** Exercise **
Copy every line of the listing that holds the string "symbol".
Working data Start Marker
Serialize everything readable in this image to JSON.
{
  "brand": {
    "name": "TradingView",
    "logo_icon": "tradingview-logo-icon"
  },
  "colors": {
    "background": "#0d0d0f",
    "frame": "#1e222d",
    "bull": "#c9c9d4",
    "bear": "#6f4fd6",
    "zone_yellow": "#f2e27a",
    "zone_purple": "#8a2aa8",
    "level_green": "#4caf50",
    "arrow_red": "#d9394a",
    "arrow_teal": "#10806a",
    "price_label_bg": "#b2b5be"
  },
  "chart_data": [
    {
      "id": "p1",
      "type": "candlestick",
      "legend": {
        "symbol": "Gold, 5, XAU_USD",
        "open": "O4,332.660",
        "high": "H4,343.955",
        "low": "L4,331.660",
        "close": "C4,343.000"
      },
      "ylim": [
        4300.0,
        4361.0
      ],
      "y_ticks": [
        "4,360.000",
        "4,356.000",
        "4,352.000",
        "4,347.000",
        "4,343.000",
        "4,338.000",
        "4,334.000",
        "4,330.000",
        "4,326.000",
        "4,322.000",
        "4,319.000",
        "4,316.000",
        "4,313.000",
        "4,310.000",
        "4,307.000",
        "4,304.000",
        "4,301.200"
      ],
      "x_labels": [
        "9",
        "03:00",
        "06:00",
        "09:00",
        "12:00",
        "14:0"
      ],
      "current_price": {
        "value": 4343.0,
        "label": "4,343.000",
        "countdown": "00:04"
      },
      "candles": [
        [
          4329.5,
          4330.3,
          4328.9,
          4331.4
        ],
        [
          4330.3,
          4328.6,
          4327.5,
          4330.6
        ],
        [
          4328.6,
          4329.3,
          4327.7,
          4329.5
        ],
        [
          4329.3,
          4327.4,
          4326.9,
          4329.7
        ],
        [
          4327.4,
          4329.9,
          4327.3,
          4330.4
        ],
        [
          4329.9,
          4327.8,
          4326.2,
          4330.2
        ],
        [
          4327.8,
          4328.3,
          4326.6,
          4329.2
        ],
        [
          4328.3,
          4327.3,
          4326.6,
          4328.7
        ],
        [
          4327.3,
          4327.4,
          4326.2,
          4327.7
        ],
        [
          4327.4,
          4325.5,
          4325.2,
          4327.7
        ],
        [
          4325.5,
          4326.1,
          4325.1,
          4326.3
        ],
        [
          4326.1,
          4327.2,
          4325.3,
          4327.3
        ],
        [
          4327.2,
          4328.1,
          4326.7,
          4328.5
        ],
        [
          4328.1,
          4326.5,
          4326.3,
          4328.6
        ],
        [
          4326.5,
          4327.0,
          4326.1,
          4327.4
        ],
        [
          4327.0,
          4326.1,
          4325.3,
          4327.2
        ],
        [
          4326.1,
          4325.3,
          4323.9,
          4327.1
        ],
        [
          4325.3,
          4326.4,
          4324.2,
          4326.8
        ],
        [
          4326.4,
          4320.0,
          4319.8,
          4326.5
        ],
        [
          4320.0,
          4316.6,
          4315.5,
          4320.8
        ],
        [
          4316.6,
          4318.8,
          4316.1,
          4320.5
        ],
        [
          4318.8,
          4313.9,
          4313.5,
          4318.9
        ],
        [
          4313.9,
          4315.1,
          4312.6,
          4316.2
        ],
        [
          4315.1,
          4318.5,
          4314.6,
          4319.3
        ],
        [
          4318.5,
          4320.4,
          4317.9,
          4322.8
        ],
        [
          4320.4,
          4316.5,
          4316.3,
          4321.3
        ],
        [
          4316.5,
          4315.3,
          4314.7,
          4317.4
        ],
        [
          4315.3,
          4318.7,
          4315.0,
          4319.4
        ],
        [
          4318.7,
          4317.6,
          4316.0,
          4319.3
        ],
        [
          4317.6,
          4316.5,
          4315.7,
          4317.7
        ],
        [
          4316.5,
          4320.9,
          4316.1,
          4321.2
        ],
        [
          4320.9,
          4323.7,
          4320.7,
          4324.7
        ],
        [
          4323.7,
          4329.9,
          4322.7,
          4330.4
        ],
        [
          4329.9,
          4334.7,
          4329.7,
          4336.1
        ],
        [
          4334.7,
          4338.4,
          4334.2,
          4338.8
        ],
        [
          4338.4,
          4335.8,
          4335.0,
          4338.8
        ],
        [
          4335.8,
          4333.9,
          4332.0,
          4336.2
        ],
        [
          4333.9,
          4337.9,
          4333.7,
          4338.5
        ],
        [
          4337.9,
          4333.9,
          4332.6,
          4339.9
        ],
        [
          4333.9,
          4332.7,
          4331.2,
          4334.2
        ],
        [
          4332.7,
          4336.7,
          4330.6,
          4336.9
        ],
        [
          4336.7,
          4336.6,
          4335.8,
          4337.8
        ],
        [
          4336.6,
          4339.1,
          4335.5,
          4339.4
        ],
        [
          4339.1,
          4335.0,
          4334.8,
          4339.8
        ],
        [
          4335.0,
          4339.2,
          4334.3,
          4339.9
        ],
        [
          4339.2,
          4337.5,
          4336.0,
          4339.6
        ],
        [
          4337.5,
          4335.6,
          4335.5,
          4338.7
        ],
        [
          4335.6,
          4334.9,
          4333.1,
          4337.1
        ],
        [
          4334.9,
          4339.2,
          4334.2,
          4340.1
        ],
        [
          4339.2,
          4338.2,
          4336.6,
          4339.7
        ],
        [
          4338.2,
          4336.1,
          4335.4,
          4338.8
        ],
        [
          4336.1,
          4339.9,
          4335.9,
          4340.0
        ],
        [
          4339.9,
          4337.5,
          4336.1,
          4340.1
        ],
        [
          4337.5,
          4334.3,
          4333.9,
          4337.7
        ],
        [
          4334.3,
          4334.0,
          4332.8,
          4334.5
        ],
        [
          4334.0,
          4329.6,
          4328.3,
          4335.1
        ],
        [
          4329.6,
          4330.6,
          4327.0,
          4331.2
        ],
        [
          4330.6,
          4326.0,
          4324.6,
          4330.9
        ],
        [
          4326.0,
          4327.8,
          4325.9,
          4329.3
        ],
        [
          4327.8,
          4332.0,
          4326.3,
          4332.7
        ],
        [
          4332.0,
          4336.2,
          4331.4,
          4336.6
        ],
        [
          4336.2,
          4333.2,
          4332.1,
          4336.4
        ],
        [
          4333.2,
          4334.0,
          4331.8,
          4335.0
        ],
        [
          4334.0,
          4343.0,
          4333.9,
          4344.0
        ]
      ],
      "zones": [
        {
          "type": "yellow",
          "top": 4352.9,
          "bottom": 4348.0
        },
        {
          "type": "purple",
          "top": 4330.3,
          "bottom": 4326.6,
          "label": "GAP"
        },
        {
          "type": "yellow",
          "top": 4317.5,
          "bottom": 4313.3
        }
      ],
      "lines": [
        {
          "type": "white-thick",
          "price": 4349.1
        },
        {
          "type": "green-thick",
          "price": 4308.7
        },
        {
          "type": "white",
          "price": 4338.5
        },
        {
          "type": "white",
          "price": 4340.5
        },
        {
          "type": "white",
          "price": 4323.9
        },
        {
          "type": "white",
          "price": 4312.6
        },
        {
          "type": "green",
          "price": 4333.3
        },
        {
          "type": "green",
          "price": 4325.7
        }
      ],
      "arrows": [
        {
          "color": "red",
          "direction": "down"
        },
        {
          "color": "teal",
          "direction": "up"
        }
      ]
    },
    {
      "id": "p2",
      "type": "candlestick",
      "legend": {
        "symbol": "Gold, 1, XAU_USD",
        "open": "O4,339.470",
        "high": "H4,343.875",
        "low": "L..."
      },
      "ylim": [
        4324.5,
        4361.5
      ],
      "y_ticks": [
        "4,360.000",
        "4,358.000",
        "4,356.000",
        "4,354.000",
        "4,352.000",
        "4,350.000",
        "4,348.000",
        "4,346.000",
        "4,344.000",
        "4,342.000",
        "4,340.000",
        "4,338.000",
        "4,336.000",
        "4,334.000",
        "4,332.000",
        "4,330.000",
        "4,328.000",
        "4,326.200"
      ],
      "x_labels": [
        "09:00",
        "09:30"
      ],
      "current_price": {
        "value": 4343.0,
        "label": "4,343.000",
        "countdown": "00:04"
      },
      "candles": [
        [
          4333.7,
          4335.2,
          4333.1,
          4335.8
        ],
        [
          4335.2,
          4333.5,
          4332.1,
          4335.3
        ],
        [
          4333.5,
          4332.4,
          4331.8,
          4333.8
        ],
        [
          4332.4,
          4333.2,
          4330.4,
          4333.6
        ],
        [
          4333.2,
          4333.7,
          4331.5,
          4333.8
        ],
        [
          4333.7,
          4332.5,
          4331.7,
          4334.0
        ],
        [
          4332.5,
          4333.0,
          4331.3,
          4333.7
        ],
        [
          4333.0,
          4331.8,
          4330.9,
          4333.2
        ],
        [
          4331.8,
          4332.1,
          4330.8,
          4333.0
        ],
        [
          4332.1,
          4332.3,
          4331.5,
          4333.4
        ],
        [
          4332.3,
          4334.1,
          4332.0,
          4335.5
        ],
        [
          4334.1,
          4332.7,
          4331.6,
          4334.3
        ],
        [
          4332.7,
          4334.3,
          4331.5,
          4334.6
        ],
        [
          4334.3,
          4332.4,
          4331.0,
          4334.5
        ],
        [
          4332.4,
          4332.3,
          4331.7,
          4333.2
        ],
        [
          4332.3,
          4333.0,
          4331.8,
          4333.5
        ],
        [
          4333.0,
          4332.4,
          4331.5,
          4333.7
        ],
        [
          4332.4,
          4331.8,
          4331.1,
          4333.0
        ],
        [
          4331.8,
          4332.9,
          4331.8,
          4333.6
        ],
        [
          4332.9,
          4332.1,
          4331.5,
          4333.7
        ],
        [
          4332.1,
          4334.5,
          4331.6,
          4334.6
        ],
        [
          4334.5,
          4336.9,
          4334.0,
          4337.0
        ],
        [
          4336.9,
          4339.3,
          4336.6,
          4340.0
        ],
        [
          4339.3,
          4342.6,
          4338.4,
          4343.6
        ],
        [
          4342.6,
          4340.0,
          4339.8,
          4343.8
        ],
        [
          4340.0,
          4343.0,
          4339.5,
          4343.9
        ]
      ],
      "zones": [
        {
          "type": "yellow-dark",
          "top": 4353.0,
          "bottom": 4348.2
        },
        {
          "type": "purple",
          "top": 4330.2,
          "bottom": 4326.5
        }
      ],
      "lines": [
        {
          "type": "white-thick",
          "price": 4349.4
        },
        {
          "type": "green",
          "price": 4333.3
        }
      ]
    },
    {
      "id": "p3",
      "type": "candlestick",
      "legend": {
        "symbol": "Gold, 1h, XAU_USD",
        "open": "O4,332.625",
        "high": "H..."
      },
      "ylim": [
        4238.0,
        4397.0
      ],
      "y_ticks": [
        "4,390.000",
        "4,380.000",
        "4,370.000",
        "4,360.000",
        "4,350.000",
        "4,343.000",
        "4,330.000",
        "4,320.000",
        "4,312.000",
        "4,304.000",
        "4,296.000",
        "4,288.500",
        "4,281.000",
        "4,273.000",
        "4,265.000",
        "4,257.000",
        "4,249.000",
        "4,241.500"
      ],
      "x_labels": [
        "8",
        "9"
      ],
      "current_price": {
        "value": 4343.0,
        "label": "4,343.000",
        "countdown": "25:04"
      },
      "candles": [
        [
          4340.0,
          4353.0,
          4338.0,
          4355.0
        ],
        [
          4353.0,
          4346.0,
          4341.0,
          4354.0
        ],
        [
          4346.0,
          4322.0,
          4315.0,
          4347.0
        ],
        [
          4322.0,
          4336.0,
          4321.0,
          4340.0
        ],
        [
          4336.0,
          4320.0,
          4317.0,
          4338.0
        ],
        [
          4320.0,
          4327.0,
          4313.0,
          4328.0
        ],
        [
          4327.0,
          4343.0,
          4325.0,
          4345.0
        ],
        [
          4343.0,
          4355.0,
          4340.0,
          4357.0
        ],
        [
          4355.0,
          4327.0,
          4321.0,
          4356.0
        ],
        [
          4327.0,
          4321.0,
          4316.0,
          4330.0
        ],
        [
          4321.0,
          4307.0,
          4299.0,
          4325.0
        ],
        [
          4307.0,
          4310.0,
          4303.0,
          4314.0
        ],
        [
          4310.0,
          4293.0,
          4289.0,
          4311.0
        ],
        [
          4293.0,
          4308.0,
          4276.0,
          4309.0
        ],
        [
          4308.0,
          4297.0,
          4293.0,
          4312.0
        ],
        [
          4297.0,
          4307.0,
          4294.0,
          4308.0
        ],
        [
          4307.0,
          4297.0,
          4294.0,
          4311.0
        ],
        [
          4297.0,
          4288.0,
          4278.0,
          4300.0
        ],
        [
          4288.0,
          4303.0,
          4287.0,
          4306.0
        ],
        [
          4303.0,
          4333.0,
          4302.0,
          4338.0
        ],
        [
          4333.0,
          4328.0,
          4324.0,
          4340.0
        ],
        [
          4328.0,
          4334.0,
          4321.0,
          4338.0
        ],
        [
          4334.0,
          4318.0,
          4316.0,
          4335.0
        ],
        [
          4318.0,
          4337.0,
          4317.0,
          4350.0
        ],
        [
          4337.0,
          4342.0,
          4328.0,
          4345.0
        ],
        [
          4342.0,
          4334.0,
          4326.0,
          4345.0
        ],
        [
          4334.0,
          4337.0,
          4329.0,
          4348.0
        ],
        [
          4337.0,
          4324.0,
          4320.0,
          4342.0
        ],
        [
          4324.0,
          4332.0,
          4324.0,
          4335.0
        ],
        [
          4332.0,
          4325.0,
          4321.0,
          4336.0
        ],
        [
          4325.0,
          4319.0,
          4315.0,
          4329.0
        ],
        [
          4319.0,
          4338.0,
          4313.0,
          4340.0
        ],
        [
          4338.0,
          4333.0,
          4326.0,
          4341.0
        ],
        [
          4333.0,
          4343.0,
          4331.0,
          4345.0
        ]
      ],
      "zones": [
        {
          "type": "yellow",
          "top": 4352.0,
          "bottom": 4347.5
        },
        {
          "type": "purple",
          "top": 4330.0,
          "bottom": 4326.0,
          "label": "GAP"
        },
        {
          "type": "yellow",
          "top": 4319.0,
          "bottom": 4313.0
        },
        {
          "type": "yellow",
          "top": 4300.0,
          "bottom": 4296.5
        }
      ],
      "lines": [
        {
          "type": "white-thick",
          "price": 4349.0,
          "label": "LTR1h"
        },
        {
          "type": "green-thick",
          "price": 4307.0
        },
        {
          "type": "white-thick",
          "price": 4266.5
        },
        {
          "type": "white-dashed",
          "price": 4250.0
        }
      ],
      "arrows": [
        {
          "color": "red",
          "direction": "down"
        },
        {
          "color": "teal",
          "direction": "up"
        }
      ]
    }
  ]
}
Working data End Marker
** Written reply **
        "symbol": "Gold, 5, XAU_USD",
        "symbol": "Gold, 1, XAU_USD",
        "symbol": "Gold, 1h, XAU_USD",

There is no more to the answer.